References [1] H.K.D.H. Bhadeshia, C. Garcia - Mateo, P. Brown, Bainite steel and methods of manufacture thereof, United States Application US20110126946 (2011). [2] F.G. Caballero, H.K.D.H. Bhadeshia, J.A.Mawella, D.G. Jones, P. Brown, Mater. Sci. Tech. 18(3), 279-84 (2002). [3] C. Garcia - Mateo, F.G. Caballero, H.K.D.H. Bhadeshia, ISIJ Int. 43(8), 1238-43 (2003). [4] C. Garcia - Mateo, F.G. Caballero, H.K.D.H. Bhadeshia, ISIJ Int. 43(11), 1821-5 (2003). [5] F.G. Caballero, H

Open access

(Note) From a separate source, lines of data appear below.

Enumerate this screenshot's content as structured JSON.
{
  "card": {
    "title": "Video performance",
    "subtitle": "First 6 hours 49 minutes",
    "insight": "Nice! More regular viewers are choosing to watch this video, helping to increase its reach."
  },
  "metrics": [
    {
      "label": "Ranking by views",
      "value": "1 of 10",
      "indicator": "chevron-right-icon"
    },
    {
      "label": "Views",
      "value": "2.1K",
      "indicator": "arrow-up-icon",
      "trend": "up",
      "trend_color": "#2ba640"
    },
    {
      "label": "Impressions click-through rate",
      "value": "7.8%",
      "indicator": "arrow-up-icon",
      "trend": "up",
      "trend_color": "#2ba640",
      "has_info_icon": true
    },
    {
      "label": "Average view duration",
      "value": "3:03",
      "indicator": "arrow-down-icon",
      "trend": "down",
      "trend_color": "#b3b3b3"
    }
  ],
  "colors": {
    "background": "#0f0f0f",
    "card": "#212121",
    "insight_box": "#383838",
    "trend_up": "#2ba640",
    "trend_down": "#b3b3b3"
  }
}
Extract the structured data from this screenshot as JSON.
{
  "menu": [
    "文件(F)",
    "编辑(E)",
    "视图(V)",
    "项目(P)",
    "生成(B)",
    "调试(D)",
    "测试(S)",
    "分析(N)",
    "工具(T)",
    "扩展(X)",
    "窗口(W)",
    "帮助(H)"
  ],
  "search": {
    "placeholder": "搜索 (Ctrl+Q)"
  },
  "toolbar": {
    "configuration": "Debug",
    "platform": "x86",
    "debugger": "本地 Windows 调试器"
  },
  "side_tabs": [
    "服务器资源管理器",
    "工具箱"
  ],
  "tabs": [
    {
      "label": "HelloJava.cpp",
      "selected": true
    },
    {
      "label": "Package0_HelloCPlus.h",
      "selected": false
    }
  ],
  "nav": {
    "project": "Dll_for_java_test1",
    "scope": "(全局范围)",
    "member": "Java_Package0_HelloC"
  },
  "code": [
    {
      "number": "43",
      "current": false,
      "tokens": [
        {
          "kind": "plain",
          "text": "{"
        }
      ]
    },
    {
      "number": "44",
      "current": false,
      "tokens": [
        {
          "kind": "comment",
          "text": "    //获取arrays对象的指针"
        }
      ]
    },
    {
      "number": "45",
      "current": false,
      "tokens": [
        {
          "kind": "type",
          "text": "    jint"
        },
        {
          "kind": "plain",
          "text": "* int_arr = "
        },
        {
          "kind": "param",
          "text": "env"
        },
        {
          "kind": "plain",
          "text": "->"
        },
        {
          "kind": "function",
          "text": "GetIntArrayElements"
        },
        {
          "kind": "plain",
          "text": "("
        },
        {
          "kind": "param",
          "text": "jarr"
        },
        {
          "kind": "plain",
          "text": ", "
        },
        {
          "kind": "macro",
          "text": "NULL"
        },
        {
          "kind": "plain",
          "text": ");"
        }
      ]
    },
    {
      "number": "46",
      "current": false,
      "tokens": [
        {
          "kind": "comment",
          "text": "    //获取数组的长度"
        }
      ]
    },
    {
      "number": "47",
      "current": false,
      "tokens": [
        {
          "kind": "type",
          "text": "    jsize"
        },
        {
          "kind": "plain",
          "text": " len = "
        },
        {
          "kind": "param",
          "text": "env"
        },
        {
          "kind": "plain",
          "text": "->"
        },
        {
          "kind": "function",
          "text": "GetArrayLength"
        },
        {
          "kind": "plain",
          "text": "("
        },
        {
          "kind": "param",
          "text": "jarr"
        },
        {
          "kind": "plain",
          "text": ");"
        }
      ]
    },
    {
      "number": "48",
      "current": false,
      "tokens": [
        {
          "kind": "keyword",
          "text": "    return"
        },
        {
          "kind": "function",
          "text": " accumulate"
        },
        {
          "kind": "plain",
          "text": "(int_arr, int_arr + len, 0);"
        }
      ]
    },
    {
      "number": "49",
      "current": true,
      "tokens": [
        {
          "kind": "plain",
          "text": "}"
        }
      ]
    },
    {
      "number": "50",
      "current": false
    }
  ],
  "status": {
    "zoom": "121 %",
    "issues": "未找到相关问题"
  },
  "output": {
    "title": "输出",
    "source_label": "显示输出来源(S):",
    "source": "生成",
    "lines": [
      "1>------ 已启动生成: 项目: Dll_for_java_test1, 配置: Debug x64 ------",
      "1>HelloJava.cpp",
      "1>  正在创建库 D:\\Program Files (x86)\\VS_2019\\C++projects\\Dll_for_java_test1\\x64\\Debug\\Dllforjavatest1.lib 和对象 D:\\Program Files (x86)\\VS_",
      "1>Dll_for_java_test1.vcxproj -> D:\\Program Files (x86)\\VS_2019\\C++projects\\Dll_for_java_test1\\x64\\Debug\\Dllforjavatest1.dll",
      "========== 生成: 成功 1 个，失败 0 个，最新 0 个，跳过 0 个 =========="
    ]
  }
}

M. Zamani Nejad, M. Abedi, M.H. Lotfian and M. Ghannad

REFERNCES [1] C.O. Horgan, A.M. Chan, J Elast. 55 , 43 (1999). [2] N. Tutuncu, M. Ozturk, Compos Part B-Eng. 32 , 683 (2001). [3] Z.F. Shi, T.T. Zhang, H.J. Xiang, Compos Struct. 79 , 140 (2007). [4] N. Tutuncu, Eng Struct. 29 , 2032 (2007). [5] Y.Z. Chen, X.Y. Lin, Comp Mater Sci. 44 , 581 (2008). [6] M.Z. Nejad, G.H. Rahimi, Sci Res Essays. 4 , 131 (2009). [7] M.Z. Nejad, G.H. Rahimi, M. Ghannad, Mechanika. 77, 18 (2009). [8] M. Ghannad, M.Z. Nejad, Mechanika. 85 , 11 (2010). [9] M.Z. Nejad, G